Fiber-to-the-home (FTTH), on the other hand, is widely considered the next generation of consumer internet access. In an FTTH implementation, Centurylink delivers a fiber optic connection directly to your residence, resulting in higher bandwidth and lower latency. The only problem with FTTH is that installing fiber optic cables are expensive, so this type of service is not widely available and usually comes with a higher monthly cost than DSL, cable, or fixed wireless.
Suddenlink is a cable broadband provider offering Internet and TV in addition to phone subscriptions. The company uses an advanced hybrid fiber coaxial (HFC) network to deliver download speeds up to 1,000Mbps (1Gb) in some areas, comparable to fiber.
Broadband Internet offerings from Suddenlink come via their hybrid fiber coaxial (HFC) network, alongside TV and phone plans.

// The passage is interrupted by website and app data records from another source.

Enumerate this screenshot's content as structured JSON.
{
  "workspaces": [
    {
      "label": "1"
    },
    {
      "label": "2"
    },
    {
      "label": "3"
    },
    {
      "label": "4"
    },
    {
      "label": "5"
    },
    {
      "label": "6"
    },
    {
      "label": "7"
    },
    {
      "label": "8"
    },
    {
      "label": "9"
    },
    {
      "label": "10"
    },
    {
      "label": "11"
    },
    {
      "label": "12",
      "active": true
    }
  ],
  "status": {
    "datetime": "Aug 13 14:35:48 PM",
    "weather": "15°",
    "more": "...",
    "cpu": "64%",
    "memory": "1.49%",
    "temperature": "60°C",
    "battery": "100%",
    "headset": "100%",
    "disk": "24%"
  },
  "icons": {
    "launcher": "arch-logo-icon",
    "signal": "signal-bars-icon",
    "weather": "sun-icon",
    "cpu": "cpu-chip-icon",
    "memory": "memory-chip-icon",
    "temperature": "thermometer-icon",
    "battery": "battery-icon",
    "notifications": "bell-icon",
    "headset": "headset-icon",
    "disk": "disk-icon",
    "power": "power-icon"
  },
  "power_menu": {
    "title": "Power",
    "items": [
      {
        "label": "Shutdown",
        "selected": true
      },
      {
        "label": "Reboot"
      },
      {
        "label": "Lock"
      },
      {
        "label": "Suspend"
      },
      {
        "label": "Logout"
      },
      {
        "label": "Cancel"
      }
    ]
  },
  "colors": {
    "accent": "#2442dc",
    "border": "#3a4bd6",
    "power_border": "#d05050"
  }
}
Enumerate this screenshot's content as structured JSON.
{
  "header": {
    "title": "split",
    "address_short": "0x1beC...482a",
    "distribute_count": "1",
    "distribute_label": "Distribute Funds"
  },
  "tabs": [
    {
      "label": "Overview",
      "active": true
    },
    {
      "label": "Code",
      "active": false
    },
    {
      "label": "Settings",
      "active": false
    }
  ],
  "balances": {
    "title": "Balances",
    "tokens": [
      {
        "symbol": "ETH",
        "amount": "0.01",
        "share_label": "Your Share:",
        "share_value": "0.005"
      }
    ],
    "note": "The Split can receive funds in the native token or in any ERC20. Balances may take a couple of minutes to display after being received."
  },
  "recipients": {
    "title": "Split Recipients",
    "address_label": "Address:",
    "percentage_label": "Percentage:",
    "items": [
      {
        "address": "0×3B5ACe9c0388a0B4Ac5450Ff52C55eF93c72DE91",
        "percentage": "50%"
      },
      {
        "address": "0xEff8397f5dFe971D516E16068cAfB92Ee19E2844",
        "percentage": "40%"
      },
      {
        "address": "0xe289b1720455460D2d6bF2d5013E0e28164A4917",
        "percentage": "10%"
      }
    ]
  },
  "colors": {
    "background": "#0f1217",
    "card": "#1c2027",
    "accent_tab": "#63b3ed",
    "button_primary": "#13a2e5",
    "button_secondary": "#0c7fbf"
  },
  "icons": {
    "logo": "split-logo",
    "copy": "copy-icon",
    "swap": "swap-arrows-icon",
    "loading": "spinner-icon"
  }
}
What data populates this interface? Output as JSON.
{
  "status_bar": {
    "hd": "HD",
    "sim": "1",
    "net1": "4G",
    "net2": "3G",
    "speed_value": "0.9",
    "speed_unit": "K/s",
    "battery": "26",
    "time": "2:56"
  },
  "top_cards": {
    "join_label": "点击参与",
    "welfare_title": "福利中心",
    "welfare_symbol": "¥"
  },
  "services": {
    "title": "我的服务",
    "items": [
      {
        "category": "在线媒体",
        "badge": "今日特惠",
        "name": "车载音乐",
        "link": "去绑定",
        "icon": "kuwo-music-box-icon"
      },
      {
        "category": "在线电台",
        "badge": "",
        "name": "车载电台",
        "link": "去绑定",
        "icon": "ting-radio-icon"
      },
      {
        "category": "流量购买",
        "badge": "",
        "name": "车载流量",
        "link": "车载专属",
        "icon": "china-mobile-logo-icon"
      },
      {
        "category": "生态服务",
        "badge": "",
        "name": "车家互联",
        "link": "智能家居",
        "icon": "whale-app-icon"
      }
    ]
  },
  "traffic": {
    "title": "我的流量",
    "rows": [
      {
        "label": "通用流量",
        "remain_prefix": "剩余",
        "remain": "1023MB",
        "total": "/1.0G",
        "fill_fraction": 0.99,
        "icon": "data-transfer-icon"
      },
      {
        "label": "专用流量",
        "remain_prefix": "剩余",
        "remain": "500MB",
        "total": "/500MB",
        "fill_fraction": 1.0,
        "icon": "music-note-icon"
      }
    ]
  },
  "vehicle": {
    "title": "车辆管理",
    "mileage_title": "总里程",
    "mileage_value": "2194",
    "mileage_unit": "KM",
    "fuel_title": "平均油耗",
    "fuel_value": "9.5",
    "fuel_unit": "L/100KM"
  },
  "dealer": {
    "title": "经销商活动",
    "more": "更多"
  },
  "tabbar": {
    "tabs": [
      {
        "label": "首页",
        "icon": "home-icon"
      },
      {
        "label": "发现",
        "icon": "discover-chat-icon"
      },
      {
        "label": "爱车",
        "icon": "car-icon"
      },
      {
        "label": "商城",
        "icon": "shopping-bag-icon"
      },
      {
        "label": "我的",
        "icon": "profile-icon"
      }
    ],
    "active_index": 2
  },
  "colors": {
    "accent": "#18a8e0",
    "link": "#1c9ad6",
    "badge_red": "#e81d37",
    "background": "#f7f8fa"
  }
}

While less future-proof than a true “fiber” network, Suddenlink’s HFC network is optimized to deliver speeds that rival fiber, up to 1,000Mbps.
Hybrid fiber coaxial (HFC) networks work by bringing optical fiber cables as far as individual neighborhoods or subscriber areas, only switching over to existing coaxial copper TV infrastructure for the “last mile” between the node and subscriber residences.
The upcoming DOCSIS 3.1 protocol for delivering broadband Internet data via coaxial cable promises to make high-speed Internet available to even more consumers in the near future without expensive upgrades to existing coaxial networks in use.
Check the fine print before jumping aboard
Broadband communication companies provide complex services, and those complex services come with equally complex fees. The big ones to be aware of are ETFs (early termination fees) and limited-time pricing. ETFs matter particularly for consumers who anticipate relocating regularly, including renters, students, and etc.
The best-priced plans often include ETFs and multi-year agreements so the provider knows they can make a profit even if the margin on your particular connection is not hugely profitable for them. Additionally, shoppers should be sure to compare and account for the “final price” of plans, not just the limited-time sign-up offer. Sign-up offers can save you money, but ultimately the final price matters more if you’ll be staying with the same provider for years.
Modem rentals aren’t something you have to have
Modem rentals are a common offering for Internet providers, providing them with a stable source of low-cost revenue while streamlining the installation and upkeep process for customers. It’s a win-win for people who don’t want to mess with the home network or move too much for owning hardware to be practical, but it’s a losing proposition for everyone else.
First, check with your provider about which makes and models of modem/router are compatible with their network. Second, pick a model that can handle the bandwidth you’re paying for. The savings on rental costs should pay for it within the year, and after that it’s a simple way to save $100 or so per year.